I do remember a time when there weren't really cell phones or they were sort of giant bricks. And my daughter gets very frustrated if she opens up her computer somewhere and she gets no Wi-Fi. I think it's fine, I think it's progress.

The founders of Google and Facebook have made hundreds of millions or billions of dollars with their companies. Do you wish sometimes you would have founded a commercial site, instead of Wikipedia?

No, no. The thing about Wikipedia is, I feel like it has a certain cultural importance. 500 years from now when people look back at the beginning of the Internet, they'll point to Wikipedia and say: 'That was something really important that happened, something really good. People came together on a voluntary basis in a non commercial framework just to share their knowledge and built something amazing.' And I'm proud to be a part of that.

Is Barack Obama the first president to really grasp and understand the Internet? What does that say about him and the time we live in?

I have a couple of things to say about that. I know Jimmy Carter and he is really good at the Internet. When I met him I thought, 'Oh how exciting to meet Jimmy Carter, I'll have to explain my work to him, he's an older gentleman, he probably won't know.'

He knows everything about Wikipedia, he uses it all the time, he understands how it is edited, an amazing guy. But that's Jimmy Carter, he's a really unique person. I doubt if George Bush knows anything about the Internet at all.

But recently I had a phone call with the Obama transition team and I was just super happy after that. They sort of reached out to me because they wanted to talk about the website just to get some basic advice and ask if I had any ideas for them. That's impressive to me.

A lot of traditional media companies are in severe difficulties right now. How do you feel about the possible demise of many long established newspapers?

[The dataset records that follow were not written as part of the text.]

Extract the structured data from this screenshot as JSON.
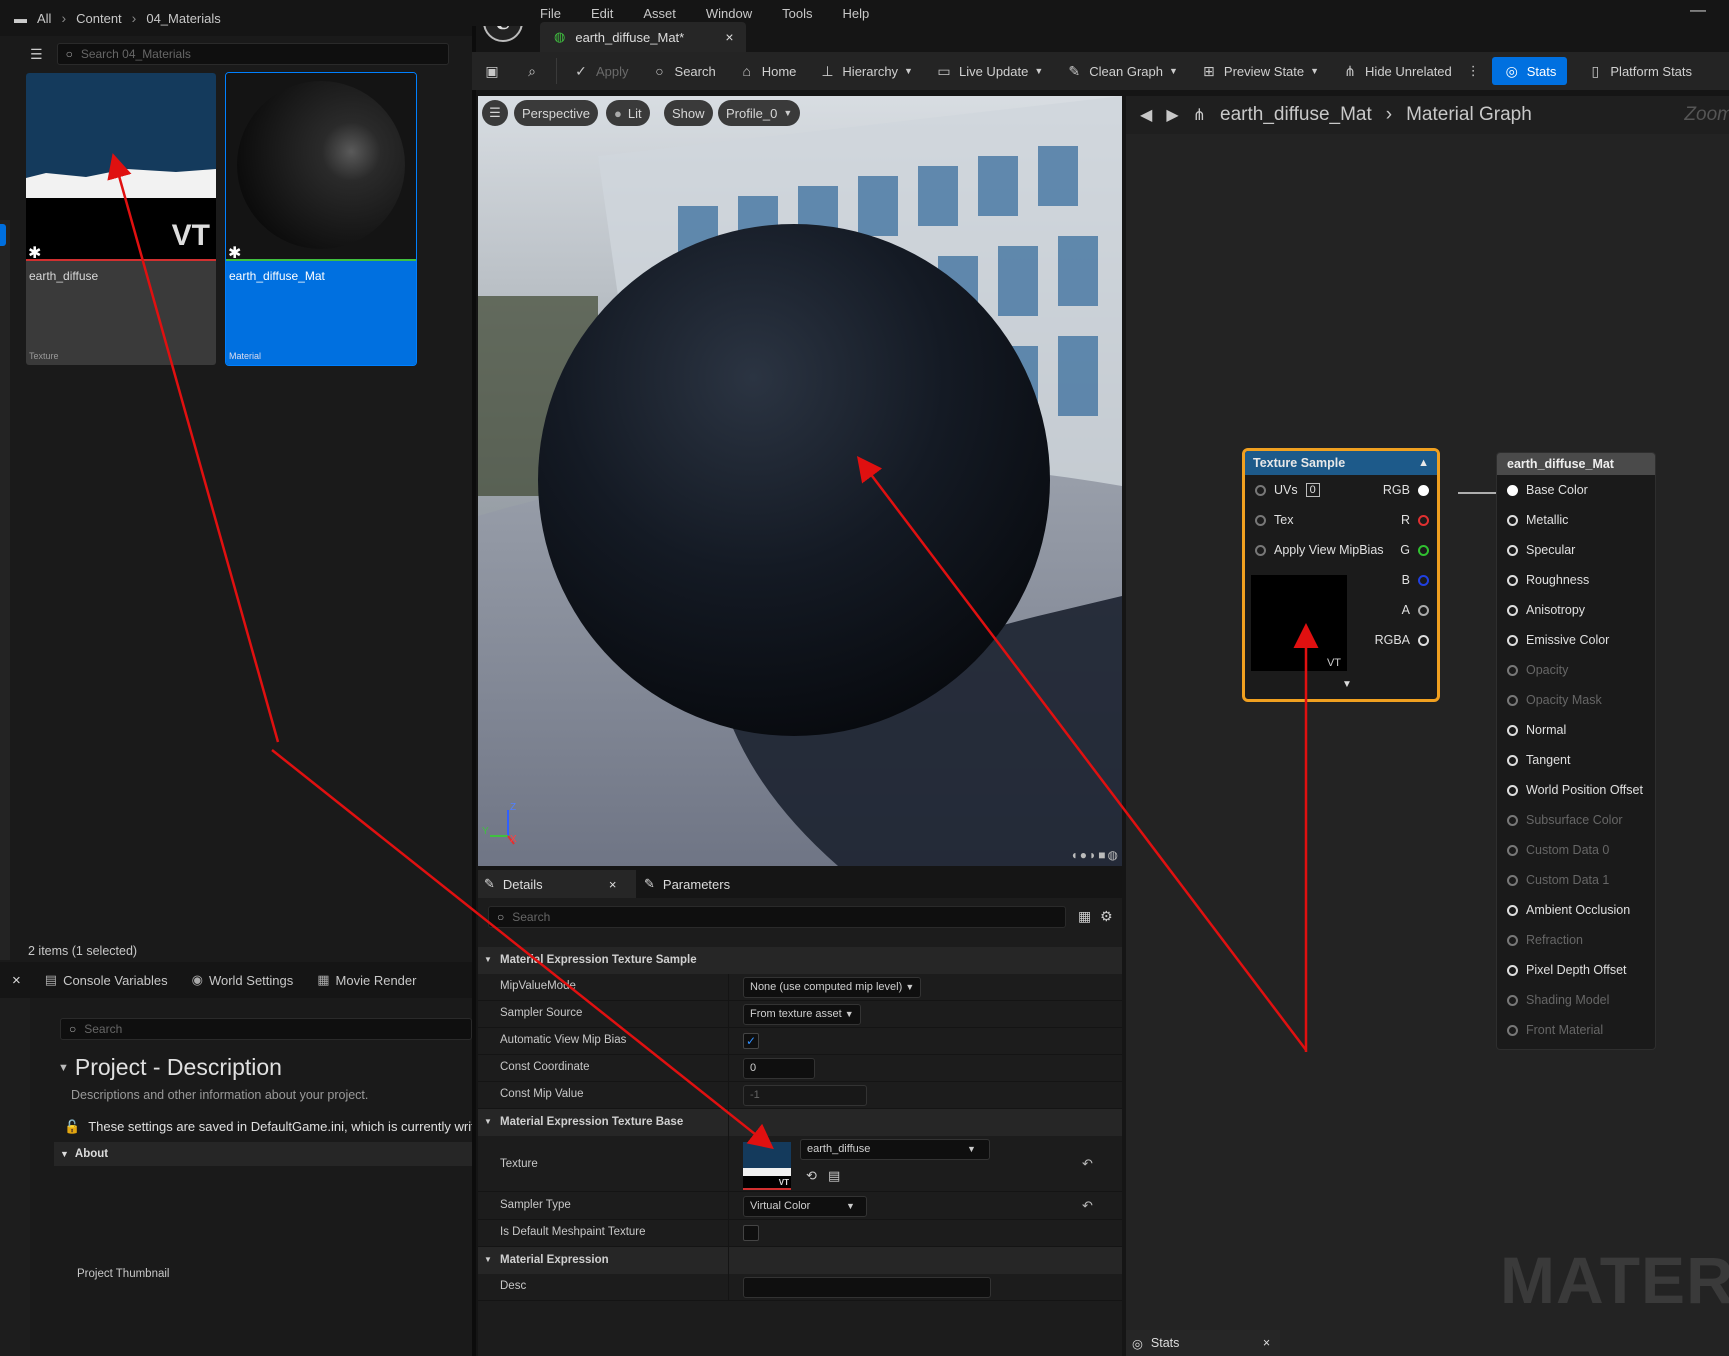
{
  "content_browser": {
    "breadcrumb": [
      "All",
      "Content",
      "04_Materials"
    ],
    "search_placeholder": "Search 04_Materials",
    "assets": [
      {
        "name": "earth_diffuse",
        "type": "Texture",
        "badge": "VT"
      },
      {
        "name": "earth_diffuse_Mat",
        "type": "Material"
      }
    ],
    "status": "2 items (1 selected)"
  },
  "bottom_left": {
    "close": "×",
    "tabs": [
      "Console Variables",
      "World Settings",
      "Movie Render"
    ],
    "search_placeholder": "Search",
    "title": "Project - Description",
    "subtitle": "Descriptions and other information about your project.",
    "notice": "These settings are saved in DefaultGame.ini, which is currently writ",
    "section": "About",
    "thumbnail_label": "Project Thumbnail"
  },
  "menu": [
    "File",
    "Edit",
    "Asset",
    "Window",
    "Tools",
    "Help"
  ],
  "doc_tab": {
    "label": "earth_diffuse_Mat*",
    "close": "×"
  },
  "toolbar": {
    "apply": "Apply",
    "search": "Search",
    "home": "Home",
    "hierarchy": "Hierarchy",
    "live_update": "Live Update",
    "clean_graph": "Clean Graph",
    "preview_state": "Preview State",
    "hide_unrelated": "Hide Unrelated",
    "stats": "Stats",
    "platform_stats": "Platform Stats"
  },
  "viewport": {
    "perspective": "Perspective",
    "lit": "Lit",
    "show": "Show",
    "profile": "Profile_0",
    "axis_z": "Z",
    "axis_x": "X",
    "axis_y": "Y"
  },
  "details": {
    "tab_details": "Details",
    "tab_close": "×",
    "tab_parameters": "Parameters",
    "search_placeholder": "Search",
    "sections": {
      "sample": "Material Expression Texture Sample",
      "base": "Material Expression Texture Base",
      "expr": "Material Expression"
    },
    "mip_value_mode": {
      "label": "MipValueMode",
      "value": "None (use computed mip level)"
    },
    "sampler_source": {
      "label": "Sampler Source",
      "value": "From texture asset"
    },
    "auto_mip": {
      "label": "Automatic View Mip Bias",
      "checked": true
    },
    "const_coord": {
      "label": "Const Coordinate",
      "value": "0"
    },
    "const_mip": {
      "label": "Const Mip Value",
      "value": "-1"
    },
    "texture": {
      "label": "Texture",
      "value": "earth_diffuse",
      "badge": "VT"
    },
    "sampler_type": {
      "label": "Sampler Type",
      "value": "Virtual Color"
    },
    "default_meshpaint": {
      "label": "Is Default Meshpaint Texture",
      "checked": false
    },
    "desc": {
      "label": "Desc",
      "value": ""
    }
  },
  "graph": {
    "breadcrumb_asset": "earth_diffuse_Mat",
    "breadcrumb_graph": "Material Graph",
    "zoom": "Zoom",
    "texture_node": {
      "title": "Texture Sample",
      "inputs": [
        "UVs",
        "Tex",
        "Apply View MipBias"
      ],
      "uv_value": "0",
      "outputs": [
        "RGB",
        "R",
        "G",
        "B",
        "A",
        "RGBA"
      ],
      "badge": "VT"
    },
    "material_node": {
      "title": "earth_diffuse_Mat",
      "pins": [
        {
          "label": "Base Color",
          "active": true
        },
        {
          "label": "Metallic",
          "active": true
        },
        {
          "label": "Specular",
          "active": true
        },
        {
          "label": "Roughness",
          "active": true
        },
        {
          "label": "Anisotropy",
          "active": true
        },
        {
          "label": "Emissive Color",
          "active": true
        },
        {
          "label": "Opacity",
          "active": false
        },
        {
          "label": "Opacity Mask",
          "active": false
        },
        {
          "label": "Normal",
          "active": true
        },
        {
          "label": "Tangent",
          "active": true
        },
        {
          "label": "World Position Offset",
          "active": true
        },
        {
          "label": "Subsurface Color",
          "active": false
        },
        {
          "label": "Custom Data 0",
          "active": false
        },
        {
          "label": "Custom Data 1",
          "active": false
        },
        {
          "label": "Ambient Occlusion",
          "active": true
        },
        {
          "label": "Refraction",
          "active": false
        },
        {
          "label": "Pixel Depth Offset",
          "active": true
        },
        {
          "label": "Shading Model",
          "active": false
        },
        {
          "label": "Front Material",
          "active": false
        }
      ]
    },
    "watermark": "MATERIA",
    "stats_tab": "Stats",
    "stats_close": "×"
  },
  "colors": {
    "accent": "#0070e0",
    "node_select": "#f0a020",
    "annotation": "#e01010"
  }
}
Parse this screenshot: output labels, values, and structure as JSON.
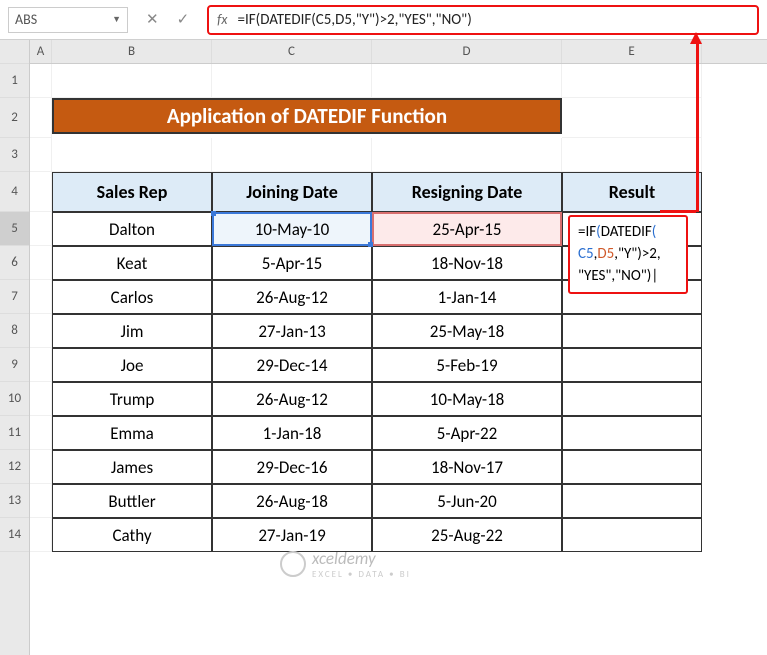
{
  "namebox": "ABS",
  "formula_bar": "=IF(DATEDIF(C5,D5,\"Y\")>2,\"YES\",\"NO\")",
  "fx_label": "fx",
  "col_headers": {
    "A": "A",
    "B": "B",
    "C": "C",
    "D": "D",
    "E": "E"
  },
  "row_headers": [
    "1",
    "2",
    "3",
    "4",
    "5",
    "6",
    "7",
    "8",
    "9",
    "10",
    "11",
    "12",
    "13",
    "14"
  ],
  "title": "Application of DATEDIF Function",
  "table": {
    "headers": {
      "b": "Sales Rep",
      "c": "Joining Date",
      "d": "Resigning Date",
      "e": "Result"
    },
    "rows": [
      {
        "b": "Dalton",
        "c": "10-May-10",
        "d": "25-Apr-15"
      },
      {
        "b": "Keat",
        "c": "5-Apr-15",
        "d": "18-Nov-18"
      },
      {
        "b": "Carlos",
        "c": "26-Aug-12",
        "d": "1-Jan-14"
      },
      {
        "b": "Jim",
        "c": "27-Jan-13",
        "d": "25-May-18"
      },
      {
        "b": "Joe",
        "c": "29-Dec-14",
        "d": "5-Feb-19"
      },
      {
        "b": "Trump",
        "c": "26-Aug-12",
        "d": "10-May-18"
      },
      {
        "b": "Emma",
        "c": "1-Jan-18",
        "d": "5-Apr-22"
      },
      {
        "b": "James",
        "c": "29-Dec-16",
        "d": "18-Nov-17"
      },
      {
        "b": "Buttler",
        "c": "26-Aug-18",
        "d": "5-Jun-20"
      },
      {
        "b": "Cathy",
        "c": "27-Jan-19",
        "d": "25-Aug-22"
      }
    ]
  },
  "overlay_formula": {
    "line1_a": "=IF",
    "line1_b": "(",
    "line1_c": "DATEDIF",
    "line1_d": "(",
    "line2_a": "C5",
    "line2_b": ",",
    "line2_c": "D5",
    "line2_d": ",\"Y\")>2,",
    "line3": "\"YES\",\"NO\")"
  },
  "watermark": {
    "brand": "xceldemy",
    "tagline": "EXCEL • DATA • BI"
  }
}
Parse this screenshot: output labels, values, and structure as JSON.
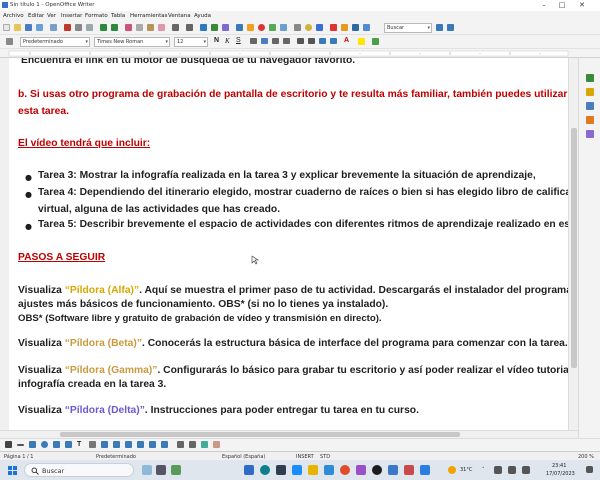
{
  "window": {
    "title": "Sin título 1 - OpenOffice Writer"
  },
  "menu": [
    "Archivo",
    "Editar",
    "Ver",
    "Insertar",
    "Formato",
    "Tabla",
    "Herramientas",
    "Ventana",
    "Ayuda"
  ],
  "toolbar": {
    "search_placeholder": "Buscar",
    "style_value": "Predeterminado",
    "font_value": "Times New Roman",
    "size_value": "12"
  },
  "document": {
    "line_top": "Encuentra el link en tu motor de búsqueda de tu navegador favorito.",
    "b_line1": "b. Si usas otro programa de grabación de pantalla de escritorio y te resulta más familiar, también puedes utilizarlo",
    "b_line2": "esta tarea.",
    "video_heading": "El vídeo tendrá que incluir:",
    "bullets": [
      "Tarea 3: Mostrar la infografía realizada en la tarea 3 y explicar brevemente la situación de aprendizaje,",
      "Tarea 4: Dependiendo del itinerario elegido, mostrar cuaderno de raíces o bien si has elegido libro de calificació",
      "virtual, alguna de las actividades que has creado.",
      "Tarea 5: Describir brevemente el espacio de actividades con diferentes ritmos de aprendizaje realizado en esta"
    ],
    "steps_heading": "PASOS A SEGUIR",
    "visualiza": "Visualiza ",
    "alfa_link": "“Píldora (Alfa)”",
    "alfa_rest": ". Aquí se muestra el primer paso de tu actividad. Descargarás el instalador del programa y",
    "alfa_line2": "ajustes más básicos de funcionamiento. OBS* (si no lo tienes ya instalado).",
    "obs_note": "OBS* (Software libre y gratuito de grabación de vídeo y transmisión en directo).",
    "beta_link": "“Píldora (Beta)”",
    "beta_rest": ". Conocerás la estructura básica de interface del programa para comenzar con la tarea.",
    "gamma_link": "“Píldora (Gamma)”",
    "gamma_rest": ". Configurarás lo básico para grabar tu escritorio y así poder realizar el vídeo tutorial e",
    "gamma_line2": "infografía creada en la tarea 3.",
    "delta_link": "“Píldora (Delta)”",
    "delta_rest": ". Instrucciones para poder entregar tu tarea en tu curso."
  },
  "statusbar": {
    "page": "Página 1 / 1",
    "style": "Predeterminado",
    "language": "Español (España)",
    "insert": "INSERT",
    "std": "STD",
    "zoom": "200 %"
  },
  "taskbar": {
    "search_label": "Buscar",
    "temperature": "31°C",
    "time": "23:41",
    "date": "17/07/2023"
  },
  "colors": {
    "red_text": "#c00000",
    "alfa": "#d9a700",
    "beta": "#c99a3e",
    "gamma": "#c99a3e",
    "delta": "#6c59d1"
  }
}
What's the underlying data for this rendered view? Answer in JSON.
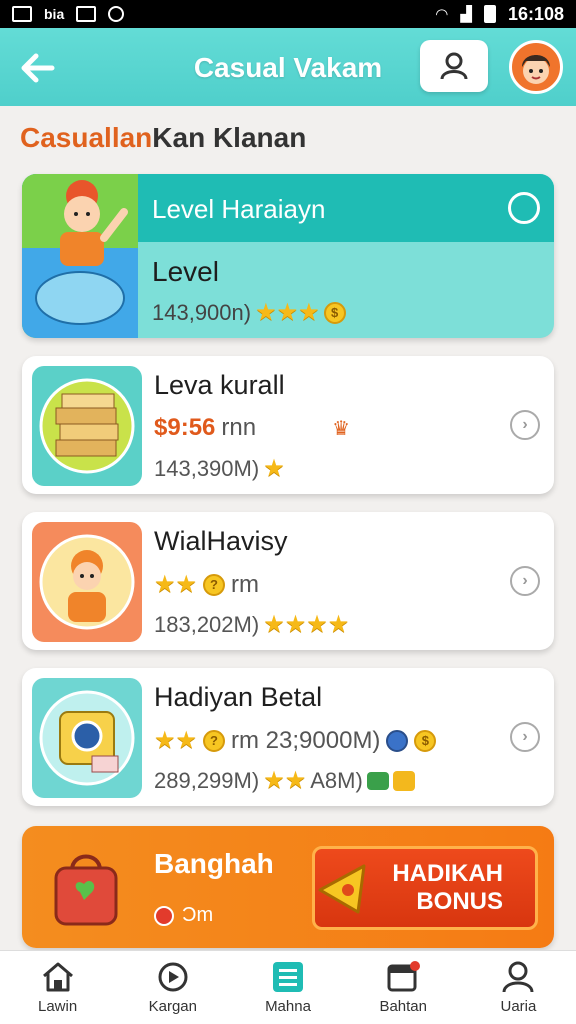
{
  "status_bar": {
    "carrier_text": "bia",
    "time": "16:108"
  },
  "app_bar": {
    "title": "Casual Vakam"
  },
  "section": {
    "title_part1": "Casuallan",
    "title_part2": "Kan Klanan"
  },
  "featured": {
    "header": "Level Haraiayn",
    "subtitle": "Level",
    "stats": "143,900n)",
    "stars": "★★★",
    "coin": "$"
  },
  "cards": [
    {
      "title": "Leva kurall",
      "price": "$9:56",
      "unit": "rnn",
      "stats": "143,390M)",
      "stars": "",
      "extra": ""
    },
    {
      "title": "WialHavisy",
      "price": "",
      "unit": "rm",
      "stars_top": "★★",
      "stats": "183,202M)",
      "stars": "★★★★"
    },
    {
      "title": "Hadiyan Betal",
      "stars_top": "★★",
      "unit": "rm 23;9000M)",
      "stats": "289,299M)",
      "stars": "★★",
      "extra": "A8M)"
    }
  ],
  "bonus": {
    "title": "Banghah",
    "sub": "Ɔm",
    "button_line1": "HADIKAH",
    "button_line2": "BONUS"
  },
  "bottom_nav": [
    {
      "label": "Lawin",
      "icon": "home-icon"
    },
    {
      "label": "Kargan",
      "icon": "compass-icon"
    },
    {
      "label": "Mahna",
      "icon": "list-icon"
    },
    {
      "label": "Bahtan",
      "icon": "calendar-icon"
    },
    {
      "label": "Uaria",
      "icon": "person-icon"
    }
  ],
  "colors": {
    "teal": "#4fcfcb",
    "teal_dark": "#1fbcb4",
    "orange": "#f48d1f",
    "accent": "#e05a1c"
  }
}
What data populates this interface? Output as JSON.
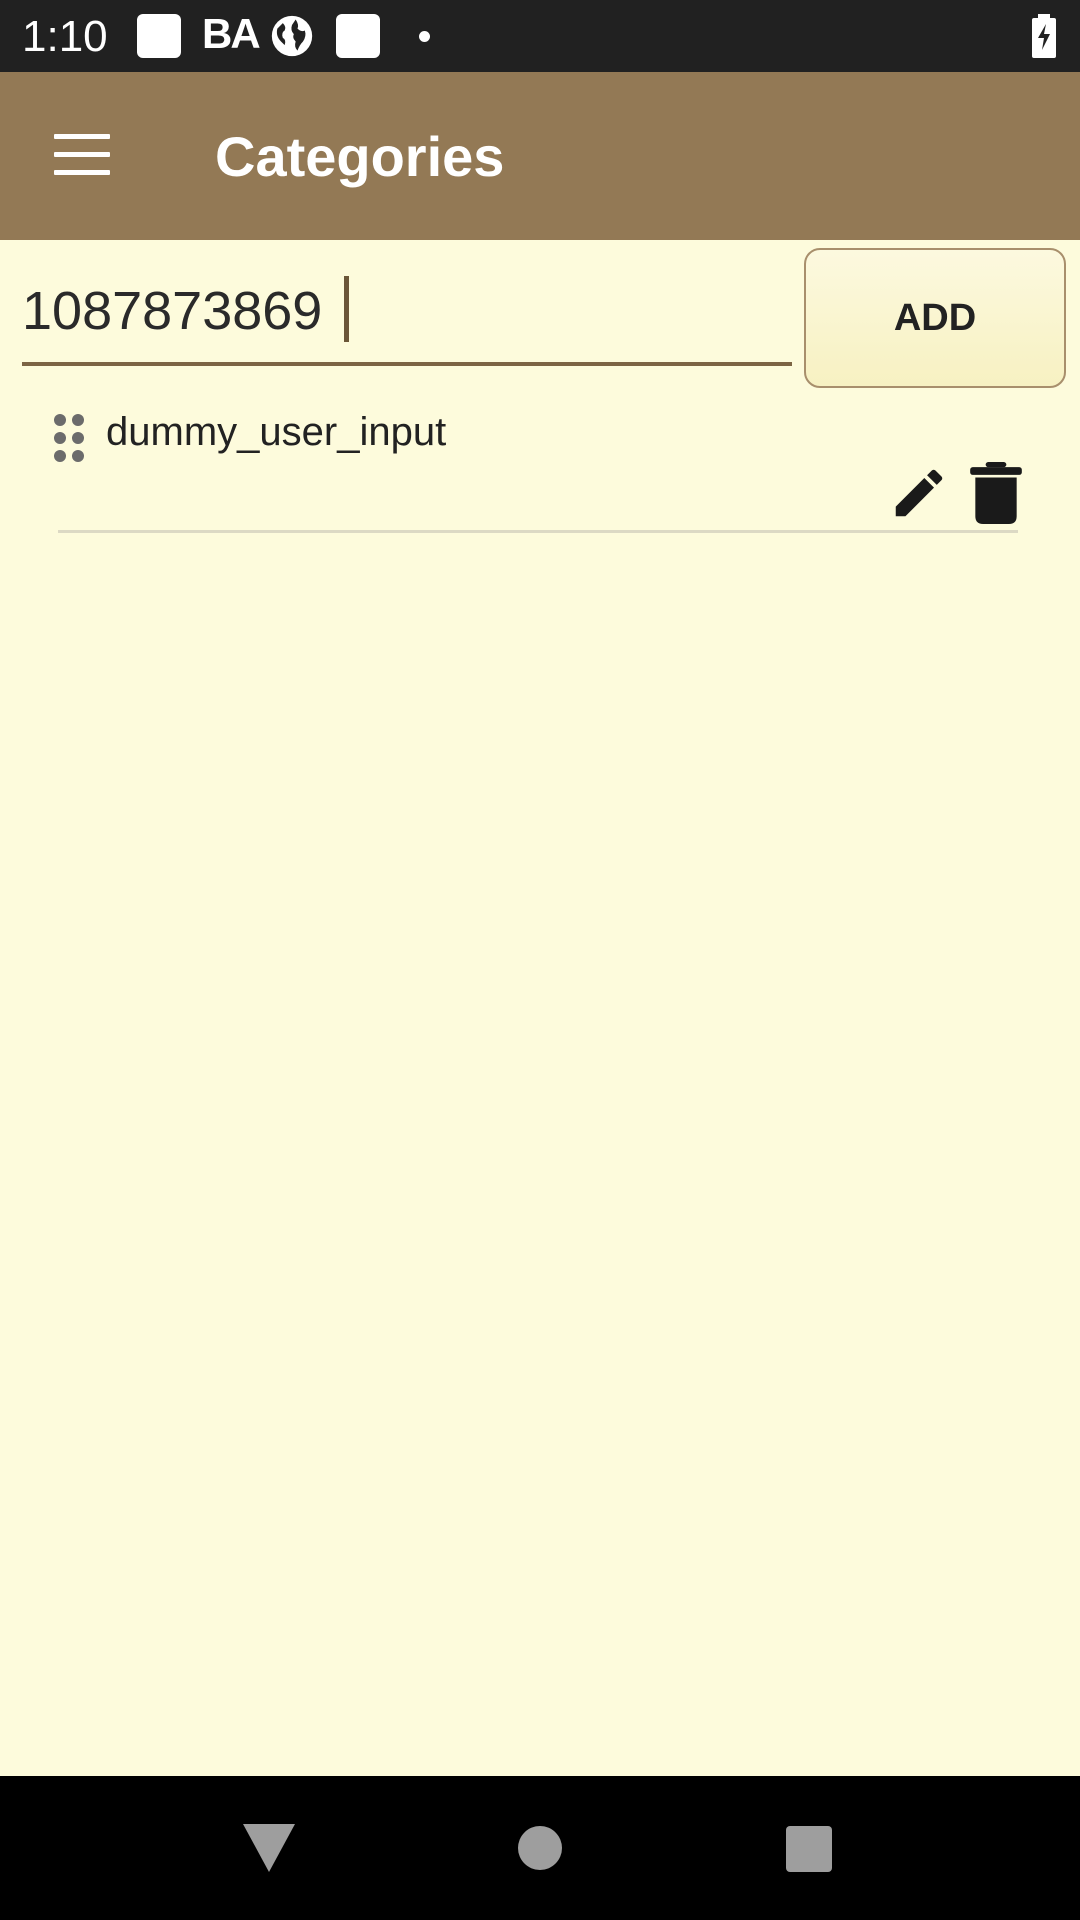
{
  "status_bar": {
    "time": "1:10",
    "carrier_badge": "BA",
    "icons": [
      "square-notification-icon",
      "ba-icon",
      "globe-icon",
      "square-notification-icon",
      "dot-icon",
      "battery-charging-icon"
    ]
  },
  "app_bar": {
    "title": "Categories",
    "menu_icon": "hamburger-menu-icon",
    "background_color": "#937955"
  },
  "add_row": {
    "input_value": "1087873869",
    "button_label": "ADD"
  },
  "categories": [
    {
      "label": "dummy_user_input",
      "actions": [
        "edit-icon",
        "delete-icon"
      ]
    }
  ],
  "colors": {
    "background": "#fdfbdc",
    "accent": "#7c6444"
  },
  "nav_bar": {
    "icons": [
      "back-icon",
      "home-icon",
      "recents-icon"
    ]
  }
}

I think it's a problem and I don't know the answer to it. The area I'm most worried about is in the cutback of journalism. We need people to go out there, getting the stories and gathering facts. And we can't rely that it will just sort of randomly bubble up on the Internet.

DW recommends